Progress Toward Regional Measles Elimination — Worldwide, 2000–2016
For the first time, there were fewer than 100,000 annual estimated measles deaths in 2016 due to stable measles-containing vaccine (MCV1) coverage, increasing second-dose (MCV2) coverage, and measles vaccination campaigns. Vaccination efforts need to be strengthened in order to reduce these preventable deaths to zero. During 2000–2016, measles vaccination prevented an estimated 20.4 million deaths worldwide. The number of countries providing the second dose of measles-containing vaccine through routine immunization services increased to 85 percent; in 2016, global MCV2 coverage was 64 percent. Also during 2000-2016, annual reported measles cases decreased 87 percent and annual measles deaths decreased 84 percent. Despite advances, the WHO 2015 milestones haven’t been met. Only one WHO region, the Americas, has been declared free of measles.
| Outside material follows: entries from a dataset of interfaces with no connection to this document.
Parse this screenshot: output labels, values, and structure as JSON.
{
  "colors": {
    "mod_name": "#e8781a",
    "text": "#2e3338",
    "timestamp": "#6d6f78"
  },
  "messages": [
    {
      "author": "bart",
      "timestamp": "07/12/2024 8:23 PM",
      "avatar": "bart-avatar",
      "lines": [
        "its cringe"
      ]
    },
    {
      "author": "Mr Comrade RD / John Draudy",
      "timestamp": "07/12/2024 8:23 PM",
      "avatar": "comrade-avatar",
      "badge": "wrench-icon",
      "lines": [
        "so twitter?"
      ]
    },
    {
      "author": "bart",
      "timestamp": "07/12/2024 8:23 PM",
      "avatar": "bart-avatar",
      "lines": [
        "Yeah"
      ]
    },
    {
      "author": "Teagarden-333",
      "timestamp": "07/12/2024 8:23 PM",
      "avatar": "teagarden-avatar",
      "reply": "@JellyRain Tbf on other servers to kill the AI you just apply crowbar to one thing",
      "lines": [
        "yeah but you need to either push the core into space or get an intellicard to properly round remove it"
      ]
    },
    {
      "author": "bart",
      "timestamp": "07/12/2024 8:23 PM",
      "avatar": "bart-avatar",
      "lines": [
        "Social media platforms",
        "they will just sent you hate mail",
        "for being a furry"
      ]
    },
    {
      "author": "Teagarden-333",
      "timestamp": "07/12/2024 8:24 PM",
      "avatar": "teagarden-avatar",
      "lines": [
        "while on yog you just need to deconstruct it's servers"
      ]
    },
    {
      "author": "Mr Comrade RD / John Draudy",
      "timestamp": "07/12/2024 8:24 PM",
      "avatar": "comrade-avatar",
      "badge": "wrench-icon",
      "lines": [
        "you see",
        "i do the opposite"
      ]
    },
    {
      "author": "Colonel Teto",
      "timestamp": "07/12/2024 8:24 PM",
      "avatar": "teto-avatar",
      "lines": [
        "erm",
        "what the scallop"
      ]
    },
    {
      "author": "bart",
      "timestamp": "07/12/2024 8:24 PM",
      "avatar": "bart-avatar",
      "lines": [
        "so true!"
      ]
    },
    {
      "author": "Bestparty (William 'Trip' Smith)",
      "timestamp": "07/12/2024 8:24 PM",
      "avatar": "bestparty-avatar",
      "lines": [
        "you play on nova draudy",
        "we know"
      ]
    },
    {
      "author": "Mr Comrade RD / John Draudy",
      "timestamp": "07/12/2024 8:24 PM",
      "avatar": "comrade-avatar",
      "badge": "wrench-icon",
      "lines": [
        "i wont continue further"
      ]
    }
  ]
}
To eliminate measles, countries and their partners need to focus on increasing vaccination coverage through sustained investments in health systems, strengthening surveillance systems, using surveillance data to drive programmatic actions, securing political commitment, raising the visibility of measles elimination goals, and mitigating the threat of decreasing resources once polio eradication is achieved.